Copy each line of the data beneath in which the word "JSON" appears.

PROVIDED DATA:
=== Section Start ===

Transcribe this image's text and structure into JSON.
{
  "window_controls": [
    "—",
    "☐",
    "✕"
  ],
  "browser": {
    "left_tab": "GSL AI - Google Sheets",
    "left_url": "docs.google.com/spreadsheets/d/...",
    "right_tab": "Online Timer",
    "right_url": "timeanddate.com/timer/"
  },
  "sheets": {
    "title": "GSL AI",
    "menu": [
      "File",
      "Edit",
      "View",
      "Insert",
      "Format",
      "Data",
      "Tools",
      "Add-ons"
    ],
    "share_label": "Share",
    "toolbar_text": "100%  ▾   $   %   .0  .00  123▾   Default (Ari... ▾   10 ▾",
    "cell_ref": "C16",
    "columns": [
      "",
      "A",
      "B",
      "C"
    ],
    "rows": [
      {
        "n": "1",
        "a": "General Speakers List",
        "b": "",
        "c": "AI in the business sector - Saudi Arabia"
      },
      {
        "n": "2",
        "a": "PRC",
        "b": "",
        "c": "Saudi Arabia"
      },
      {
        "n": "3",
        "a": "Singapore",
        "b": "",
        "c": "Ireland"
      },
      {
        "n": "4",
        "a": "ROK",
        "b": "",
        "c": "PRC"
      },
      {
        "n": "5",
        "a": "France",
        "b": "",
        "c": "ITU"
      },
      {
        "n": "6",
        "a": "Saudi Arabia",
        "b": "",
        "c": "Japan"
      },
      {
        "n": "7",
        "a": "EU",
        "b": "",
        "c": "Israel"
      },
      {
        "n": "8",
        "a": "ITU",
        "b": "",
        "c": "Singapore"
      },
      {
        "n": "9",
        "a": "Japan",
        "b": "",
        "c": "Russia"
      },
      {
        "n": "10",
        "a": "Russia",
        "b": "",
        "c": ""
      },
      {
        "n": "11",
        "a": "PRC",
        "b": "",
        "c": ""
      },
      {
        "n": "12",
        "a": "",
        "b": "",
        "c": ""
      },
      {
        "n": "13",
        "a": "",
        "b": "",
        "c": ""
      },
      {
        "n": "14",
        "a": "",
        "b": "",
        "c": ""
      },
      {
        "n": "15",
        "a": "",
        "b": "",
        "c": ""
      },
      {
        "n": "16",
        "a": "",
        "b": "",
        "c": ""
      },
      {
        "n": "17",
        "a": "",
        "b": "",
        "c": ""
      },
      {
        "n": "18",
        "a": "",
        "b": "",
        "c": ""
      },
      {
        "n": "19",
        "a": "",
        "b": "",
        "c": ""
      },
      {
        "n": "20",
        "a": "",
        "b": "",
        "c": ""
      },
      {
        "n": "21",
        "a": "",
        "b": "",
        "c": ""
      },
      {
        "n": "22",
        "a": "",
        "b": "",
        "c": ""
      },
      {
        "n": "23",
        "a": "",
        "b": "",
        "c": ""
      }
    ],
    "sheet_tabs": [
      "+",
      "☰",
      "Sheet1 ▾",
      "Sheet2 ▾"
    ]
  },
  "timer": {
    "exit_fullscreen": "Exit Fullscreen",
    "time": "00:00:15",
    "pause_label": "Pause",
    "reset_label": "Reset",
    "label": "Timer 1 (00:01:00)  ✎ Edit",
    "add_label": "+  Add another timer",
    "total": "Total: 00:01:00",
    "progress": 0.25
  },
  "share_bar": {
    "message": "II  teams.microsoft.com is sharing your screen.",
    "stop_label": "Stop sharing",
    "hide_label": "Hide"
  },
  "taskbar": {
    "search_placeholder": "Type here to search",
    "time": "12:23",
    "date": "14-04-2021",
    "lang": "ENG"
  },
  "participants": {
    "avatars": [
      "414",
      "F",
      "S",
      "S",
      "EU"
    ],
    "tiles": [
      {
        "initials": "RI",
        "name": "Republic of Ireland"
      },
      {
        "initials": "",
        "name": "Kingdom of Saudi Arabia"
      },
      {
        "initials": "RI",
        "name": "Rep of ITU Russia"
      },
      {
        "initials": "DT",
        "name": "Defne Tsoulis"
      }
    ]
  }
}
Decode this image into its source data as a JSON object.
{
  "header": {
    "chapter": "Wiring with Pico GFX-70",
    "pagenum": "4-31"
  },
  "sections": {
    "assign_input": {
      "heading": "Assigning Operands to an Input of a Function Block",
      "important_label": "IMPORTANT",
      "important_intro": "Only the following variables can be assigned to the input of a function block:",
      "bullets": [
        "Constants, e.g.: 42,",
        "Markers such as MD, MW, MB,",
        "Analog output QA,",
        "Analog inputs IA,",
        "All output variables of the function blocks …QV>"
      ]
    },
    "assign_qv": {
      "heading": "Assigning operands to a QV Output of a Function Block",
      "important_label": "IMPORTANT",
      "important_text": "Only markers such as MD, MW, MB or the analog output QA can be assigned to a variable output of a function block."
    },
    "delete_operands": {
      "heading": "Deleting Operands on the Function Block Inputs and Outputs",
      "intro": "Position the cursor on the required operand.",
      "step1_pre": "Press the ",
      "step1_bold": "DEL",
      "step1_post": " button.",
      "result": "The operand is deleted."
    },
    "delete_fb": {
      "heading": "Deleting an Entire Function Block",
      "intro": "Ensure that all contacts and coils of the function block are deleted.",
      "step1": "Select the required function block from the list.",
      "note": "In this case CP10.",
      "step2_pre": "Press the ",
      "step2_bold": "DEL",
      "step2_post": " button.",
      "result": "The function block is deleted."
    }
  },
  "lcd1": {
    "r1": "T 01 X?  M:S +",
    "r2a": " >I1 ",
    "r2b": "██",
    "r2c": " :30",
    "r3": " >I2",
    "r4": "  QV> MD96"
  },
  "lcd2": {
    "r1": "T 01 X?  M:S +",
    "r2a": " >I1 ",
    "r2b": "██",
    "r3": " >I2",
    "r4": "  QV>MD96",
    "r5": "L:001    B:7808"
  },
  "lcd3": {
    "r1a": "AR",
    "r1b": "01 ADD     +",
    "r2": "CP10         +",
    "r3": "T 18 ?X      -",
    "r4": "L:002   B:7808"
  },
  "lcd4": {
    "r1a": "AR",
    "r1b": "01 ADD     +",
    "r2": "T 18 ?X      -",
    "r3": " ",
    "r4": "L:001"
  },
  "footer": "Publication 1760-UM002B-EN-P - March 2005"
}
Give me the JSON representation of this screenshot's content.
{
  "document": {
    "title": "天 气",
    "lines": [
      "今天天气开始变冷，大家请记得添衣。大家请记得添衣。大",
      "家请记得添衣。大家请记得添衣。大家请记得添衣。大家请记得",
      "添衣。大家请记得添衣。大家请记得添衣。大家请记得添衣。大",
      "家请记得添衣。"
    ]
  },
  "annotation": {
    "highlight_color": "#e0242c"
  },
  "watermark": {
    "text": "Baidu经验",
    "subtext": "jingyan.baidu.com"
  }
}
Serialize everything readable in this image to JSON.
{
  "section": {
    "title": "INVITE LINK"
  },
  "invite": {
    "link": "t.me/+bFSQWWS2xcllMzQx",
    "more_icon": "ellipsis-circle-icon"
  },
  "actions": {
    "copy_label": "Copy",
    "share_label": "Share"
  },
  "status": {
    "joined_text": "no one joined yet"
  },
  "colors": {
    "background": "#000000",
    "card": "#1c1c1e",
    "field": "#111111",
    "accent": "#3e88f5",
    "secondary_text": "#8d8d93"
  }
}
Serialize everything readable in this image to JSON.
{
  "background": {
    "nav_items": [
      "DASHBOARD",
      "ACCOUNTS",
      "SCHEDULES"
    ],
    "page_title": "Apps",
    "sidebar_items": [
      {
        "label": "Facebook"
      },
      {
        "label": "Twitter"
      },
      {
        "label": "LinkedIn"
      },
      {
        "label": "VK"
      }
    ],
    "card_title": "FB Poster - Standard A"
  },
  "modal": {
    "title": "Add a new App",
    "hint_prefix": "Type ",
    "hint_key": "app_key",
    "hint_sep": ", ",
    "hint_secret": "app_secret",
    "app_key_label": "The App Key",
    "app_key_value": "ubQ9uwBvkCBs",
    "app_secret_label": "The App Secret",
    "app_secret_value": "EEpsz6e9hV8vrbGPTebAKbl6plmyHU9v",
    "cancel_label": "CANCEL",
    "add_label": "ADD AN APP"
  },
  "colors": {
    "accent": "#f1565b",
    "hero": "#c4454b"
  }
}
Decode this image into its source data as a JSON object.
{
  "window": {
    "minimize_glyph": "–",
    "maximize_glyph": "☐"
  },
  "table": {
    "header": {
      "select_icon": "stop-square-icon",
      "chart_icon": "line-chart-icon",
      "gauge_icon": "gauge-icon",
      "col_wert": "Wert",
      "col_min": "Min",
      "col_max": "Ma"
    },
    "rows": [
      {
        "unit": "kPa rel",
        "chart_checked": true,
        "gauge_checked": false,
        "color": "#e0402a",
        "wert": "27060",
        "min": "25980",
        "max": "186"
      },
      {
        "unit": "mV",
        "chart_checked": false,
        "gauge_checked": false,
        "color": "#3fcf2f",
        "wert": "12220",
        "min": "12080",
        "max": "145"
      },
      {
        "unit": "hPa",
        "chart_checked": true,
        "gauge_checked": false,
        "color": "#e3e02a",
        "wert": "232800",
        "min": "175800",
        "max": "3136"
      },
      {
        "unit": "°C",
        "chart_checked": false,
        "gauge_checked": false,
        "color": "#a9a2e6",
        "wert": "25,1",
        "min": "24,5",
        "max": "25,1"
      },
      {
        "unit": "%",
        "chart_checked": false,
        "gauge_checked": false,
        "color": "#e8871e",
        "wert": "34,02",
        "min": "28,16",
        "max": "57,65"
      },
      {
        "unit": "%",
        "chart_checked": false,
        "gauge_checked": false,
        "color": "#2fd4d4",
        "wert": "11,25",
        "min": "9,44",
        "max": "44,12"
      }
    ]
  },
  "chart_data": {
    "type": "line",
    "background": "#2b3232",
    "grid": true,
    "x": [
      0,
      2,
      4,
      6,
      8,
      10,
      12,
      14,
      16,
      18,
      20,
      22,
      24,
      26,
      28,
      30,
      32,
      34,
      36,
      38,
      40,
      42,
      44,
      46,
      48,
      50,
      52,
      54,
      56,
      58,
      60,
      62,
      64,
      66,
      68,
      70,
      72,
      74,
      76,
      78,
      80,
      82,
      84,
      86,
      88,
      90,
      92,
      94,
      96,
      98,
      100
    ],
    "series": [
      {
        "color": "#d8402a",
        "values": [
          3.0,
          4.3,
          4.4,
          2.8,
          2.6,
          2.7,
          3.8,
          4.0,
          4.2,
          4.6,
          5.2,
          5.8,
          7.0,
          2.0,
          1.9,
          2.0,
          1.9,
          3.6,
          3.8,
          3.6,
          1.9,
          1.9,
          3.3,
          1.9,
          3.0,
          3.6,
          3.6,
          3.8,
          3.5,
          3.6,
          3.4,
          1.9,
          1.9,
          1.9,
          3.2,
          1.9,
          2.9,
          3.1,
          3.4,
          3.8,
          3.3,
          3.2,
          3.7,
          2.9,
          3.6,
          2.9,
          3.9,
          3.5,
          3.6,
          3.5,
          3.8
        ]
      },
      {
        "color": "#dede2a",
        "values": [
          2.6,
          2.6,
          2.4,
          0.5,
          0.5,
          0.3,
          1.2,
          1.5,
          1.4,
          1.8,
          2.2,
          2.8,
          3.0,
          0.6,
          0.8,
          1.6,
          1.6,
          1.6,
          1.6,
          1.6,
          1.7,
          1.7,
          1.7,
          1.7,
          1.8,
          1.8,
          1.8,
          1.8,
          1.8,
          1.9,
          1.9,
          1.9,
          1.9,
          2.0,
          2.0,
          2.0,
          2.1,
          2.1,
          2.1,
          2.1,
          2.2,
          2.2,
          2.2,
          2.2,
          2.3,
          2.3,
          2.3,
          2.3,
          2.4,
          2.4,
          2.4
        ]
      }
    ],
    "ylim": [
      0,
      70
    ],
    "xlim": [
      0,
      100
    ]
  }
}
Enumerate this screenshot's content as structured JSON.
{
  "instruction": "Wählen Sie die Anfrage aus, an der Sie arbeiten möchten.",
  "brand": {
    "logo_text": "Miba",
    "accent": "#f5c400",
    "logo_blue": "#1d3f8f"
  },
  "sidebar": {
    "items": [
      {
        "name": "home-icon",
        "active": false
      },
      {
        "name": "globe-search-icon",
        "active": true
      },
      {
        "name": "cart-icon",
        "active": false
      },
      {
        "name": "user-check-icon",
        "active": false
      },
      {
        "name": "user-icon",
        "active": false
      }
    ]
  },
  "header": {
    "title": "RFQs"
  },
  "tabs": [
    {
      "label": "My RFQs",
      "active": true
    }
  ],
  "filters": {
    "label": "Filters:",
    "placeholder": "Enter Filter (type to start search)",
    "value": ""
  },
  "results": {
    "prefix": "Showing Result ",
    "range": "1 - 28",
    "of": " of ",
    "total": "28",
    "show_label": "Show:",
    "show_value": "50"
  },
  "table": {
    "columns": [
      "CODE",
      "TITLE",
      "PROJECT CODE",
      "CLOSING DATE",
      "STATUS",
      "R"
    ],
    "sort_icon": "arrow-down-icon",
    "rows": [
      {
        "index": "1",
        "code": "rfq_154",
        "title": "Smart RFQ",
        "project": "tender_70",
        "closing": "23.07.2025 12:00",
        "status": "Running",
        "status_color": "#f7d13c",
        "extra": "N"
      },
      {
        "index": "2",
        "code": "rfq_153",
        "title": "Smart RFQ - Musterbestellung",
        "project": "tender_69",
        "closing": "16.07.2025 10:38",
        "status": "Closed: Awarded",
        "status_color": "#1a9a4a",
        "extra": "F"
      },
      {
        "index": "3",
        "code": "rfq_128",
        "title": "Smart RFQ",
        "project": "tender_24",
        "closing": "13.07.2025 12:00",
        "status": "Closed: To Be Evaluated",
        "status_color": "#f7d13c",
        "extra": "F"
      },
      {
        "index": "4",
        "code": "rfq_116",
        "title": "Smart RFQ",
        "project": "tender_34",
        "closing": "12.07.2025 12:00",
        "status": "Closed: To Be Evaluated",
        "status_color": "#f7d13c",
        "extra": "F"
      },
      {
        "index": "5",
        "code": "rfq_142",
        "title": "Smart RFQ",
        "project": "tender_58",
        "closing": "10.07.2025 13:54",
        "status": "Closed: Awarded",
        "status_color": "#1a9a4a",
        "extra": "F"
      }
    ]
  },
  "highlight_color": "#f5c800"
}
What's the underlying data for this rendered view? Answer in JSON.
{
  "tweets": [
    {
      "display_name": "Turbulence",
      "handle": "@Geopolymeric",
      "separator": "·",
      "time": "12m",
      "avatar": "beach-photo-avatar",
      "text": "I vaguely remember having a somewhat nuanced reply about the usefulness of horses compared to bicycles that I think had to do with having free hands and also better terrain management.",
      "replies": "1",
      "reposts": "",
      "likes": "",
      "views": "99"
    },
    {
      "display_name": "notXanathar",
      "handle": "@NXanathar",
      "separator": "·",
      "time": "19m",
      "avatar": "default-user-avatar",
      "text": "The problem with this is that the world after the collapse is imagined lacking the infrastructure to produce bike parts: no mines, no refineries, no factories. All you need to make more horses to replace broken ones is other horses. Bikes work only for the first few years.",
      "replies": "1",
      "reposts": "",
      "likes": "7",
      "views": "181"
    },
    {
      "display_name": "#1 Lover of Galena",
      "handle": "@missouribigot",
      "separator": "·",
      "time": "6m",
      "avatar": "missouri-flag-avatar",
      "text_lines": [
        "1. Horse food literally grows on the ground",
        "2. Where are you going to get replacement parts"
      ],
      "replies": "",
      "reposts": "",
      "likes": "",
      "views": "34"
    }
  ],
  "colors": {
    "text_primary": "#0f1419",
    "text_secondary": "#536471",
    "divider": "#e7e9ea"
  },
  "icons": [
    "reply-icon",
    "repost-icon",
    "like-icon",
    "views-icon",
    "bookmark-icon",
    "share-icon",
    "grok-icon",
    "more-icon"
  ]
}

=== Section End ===

SOLUTION BELOW:
Transcribe this image's text and structure into JSON.
Decode this image into its source data as a JSON object.
Give me the JSON representation of this screenshot's content.
Serialize everything readable in this image to JSON.
Serialize everything readable in this image to JSON.
Decode this image into its source data as a JSON object.
Enumerate this screenshot's content as structured JSON.
What's the underlying data for this rendered view? Answer in JSON.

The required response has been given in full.